The three pools will pay out in this interim payment approximately $30,000,000 to 92,000 farmers in the three provinces. This large sum of money placed in circulation at this time will be of great benefit not only to the farmers in preparing for this year's crop, but to all business in the three provinces.

TO SELL OR LEASE GOVERNMENT ELEVATORS MAY 1924

By order-in-council, the Manitoba government has approved the sale or further leasing of the 122 grain elevators owned by the province. These at present are leased for three years to the United Grain Growers Limited which agreement expires Aug. 31. The purchaser or lesee of the system will be given possession Sept. 1.

Provision is made for the selling either enbloc or of those elevators on one or more branch lines of railways. In the case of purchase, payments may be extended over periods of five or ten years, at the option of the purchaser, it was decided.

The system originally had a string of 172 country elevators, the total today being 122, which have been leased since 1912, the revenue derived from this source last year amounting to $75,201.37, being on the basis of 6 1/ 2 per cent on a valuation of $1,156, - 944.23. The appraisal placed on the system in 1922 was $933,000. With the exception of some 20 of these elevators, some of which have been sublet, the United Grain Growers is operating the entire string.

The present lease calls for the government to repair all buildings, the lessees looking after the machinery. The average capacity of the elevators is placed at 30,000 bushels. Hon. Albert Prefontaine, provincial secretary. announces that he will advertise for offers for the system immediately the final date for receiving same being set at June 10. '

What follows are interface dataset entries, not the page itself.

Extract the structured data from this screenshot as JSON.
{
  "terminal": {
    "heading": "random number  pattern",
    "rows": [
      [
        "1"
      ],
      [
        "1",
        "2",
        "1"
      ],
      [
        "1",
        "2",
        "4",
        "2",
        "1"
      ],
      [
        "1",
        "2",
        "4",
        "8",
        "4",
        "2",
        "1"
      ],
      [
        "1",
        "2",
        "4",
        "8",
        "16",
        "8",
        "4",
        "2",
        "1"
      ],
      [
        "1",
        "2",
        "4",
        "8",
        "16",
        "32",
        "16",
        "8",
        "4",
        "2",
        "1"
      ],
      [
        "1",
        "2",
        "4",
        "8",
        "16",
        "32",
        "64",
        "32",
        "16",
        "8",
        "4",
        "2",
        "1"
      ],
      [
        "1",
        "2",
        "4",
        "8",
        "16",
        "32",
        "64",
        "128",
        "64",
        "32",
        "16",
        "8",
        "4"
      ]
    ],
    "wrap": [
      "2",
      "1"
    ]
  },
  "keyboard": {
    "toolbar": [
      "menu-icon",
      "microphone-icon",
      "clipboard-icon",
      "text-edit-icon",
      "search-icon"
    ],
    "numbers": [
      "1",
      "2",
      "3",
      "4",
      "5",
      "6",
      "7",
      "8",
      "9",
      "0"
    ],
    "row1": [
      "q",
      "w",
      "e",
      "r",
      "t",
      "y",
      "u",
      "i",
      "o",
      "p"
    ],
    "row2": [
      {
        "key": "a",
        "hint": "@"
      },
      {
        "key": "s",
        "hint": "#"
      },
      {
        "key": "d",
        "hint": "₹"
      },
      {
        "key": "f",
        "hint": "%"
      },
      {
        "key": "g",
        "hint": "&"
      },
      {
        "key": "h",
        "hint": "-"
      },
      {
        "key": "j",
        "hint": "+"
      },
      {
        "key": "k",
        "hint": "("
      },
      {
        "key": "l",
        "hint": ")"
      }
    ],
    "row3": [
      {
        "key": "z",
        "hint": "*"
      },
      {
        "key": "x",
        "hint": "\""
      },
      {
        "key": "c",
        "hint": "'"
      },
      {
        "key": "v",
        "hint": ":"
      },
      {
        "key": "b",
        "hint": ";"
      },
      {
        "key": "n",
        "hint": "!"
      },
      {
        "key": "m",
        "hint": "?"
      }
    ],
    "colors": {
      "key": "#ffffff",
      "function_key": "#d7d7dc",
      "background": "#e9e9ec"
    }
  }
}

DEALERS DENY POOL PAYMENT OCTOBER 2], I926

Claiming that the announcement of the Pool’s final payment of five